• 1130

Learning Opportunities

This puzzle can be solved using the following concepts.

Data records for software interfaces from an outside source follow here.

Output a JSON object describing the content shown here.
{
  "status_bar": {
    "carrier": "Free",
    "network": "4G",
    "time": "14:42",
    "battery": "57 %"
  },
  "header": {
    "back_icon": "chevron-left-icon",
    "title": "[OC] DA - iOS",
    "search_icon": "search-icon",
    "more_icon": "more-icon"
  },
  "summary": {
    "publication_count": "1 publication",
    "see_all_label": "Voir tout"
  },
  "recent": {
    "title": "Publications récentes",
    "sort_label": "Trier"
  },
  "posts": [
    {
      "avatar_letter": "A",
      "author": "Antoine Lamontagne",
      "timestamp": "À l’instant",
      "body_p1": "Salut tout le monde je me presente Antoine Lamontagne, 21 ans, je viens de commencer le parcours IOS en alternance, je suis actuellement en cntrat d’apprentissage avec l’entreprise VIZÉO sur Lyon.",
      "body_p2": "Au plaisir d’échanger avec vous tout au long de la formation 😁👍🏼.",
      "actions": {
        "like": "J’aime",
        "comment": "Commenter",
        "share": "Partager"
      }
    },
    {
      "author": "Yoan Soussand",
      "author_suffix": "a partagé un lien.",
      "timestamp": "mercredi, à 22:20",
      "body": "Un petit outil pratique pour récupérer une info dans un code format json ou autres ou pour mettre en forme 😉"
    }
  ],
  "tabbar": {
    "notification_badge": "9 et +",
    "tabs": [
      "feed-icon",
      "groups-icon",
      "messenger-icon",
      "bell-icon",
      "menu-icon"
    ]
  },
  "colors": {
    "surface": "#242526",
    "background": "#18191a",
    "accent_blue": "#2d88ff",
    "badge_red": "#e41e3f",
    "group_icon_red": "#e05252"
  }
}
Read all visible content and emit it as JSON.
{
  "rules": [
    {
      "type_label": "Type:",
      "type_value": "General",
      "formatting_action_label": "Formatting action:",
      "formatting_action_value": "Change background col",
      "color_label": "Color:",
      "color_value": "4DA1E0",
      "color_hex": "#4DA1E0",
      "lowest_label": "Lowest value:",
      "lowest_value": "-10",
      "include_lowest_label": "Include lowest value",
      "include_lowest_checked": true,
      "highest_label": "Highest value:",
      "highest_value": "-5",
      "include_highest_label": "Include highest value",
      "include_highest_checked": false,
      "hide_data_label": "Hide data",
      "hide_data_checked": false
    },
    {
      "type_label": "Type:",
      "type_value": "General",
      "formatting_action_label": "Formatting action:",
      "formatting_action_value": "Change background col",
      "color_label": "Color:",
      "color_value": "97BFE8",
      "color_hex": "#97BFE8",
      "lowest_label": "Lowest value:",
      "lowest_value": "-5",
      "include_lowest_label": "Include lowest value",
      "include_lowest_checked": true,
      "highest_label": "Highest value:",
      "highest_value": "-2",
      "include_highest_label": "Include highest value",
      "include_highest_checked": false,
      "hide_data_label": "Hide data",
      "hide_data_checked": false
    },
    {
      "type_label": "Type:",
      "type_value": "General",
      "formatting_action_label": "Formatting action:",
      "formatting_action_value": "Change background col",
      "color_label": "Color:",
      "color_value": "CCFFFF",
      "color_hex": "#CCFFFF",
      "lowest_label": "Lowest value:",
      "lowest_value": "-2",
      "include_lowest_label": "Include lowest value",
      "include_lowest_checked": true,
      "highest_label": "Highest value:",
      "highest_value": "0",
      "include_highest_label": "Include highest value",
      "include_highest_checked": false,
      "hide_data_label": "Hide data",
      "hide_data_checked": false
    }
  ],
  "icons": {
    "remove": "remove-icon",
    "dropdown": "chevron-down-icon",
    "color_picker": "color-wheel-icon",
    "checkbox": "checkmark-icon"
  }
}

Practice using these concepts and improve your skills.



Given a fixed set of characters, a code is a table that gives the encoding to use for each character.

A prefix code is a code with the prefix property, which is that there is no character with an encoding that is a prefix (initial segment) of the encoding of another character.

Your goal is to decode an encoded string using the given prefix code, or say that is not possible.

Example of encoding.
Given the string "abracadabra" and the prefix code:
a -> 1
b -> 001
c -> 011
d -> 010
r -> 000
The resulting encoding is: 10010001011101010010001

Thus, if your are given the code above and the input 10010001011101010010001, you should output the string "abracadabra".

With the same prefix code, if the input is 0000, then you should tell that there is an error at index 3. Indeed, the first three characters of this input can be decoded to give an 'r', but that leaves 0, which cannot be decoded.

-> External link:

->️ What's next?

Once you have solved this puzzle, you can continue the challenge by building efficient prefix codes:
Line 1: A single integer N representing the number of association in the prefix-code table.
Next N lines: A binary code Bi and an integer Ci, which tells that the character with ASCII code Ci will be encoded by Bi.
Next line: The binary code S of an encoded string.
- If it is not possible to decode the encoded string, print DECODE FAIL AT INDEX i with i the first index in the encoded string where the decoding fails (index starts from 0).
- Otherwise print the decoded string.
0 ≤ N, C ≤ 127
S and the binary codes Bi have a length less that or equal to 5000.
1 97
001 98
000 114
011 99
010 100

A higher resolution is required to access the IDE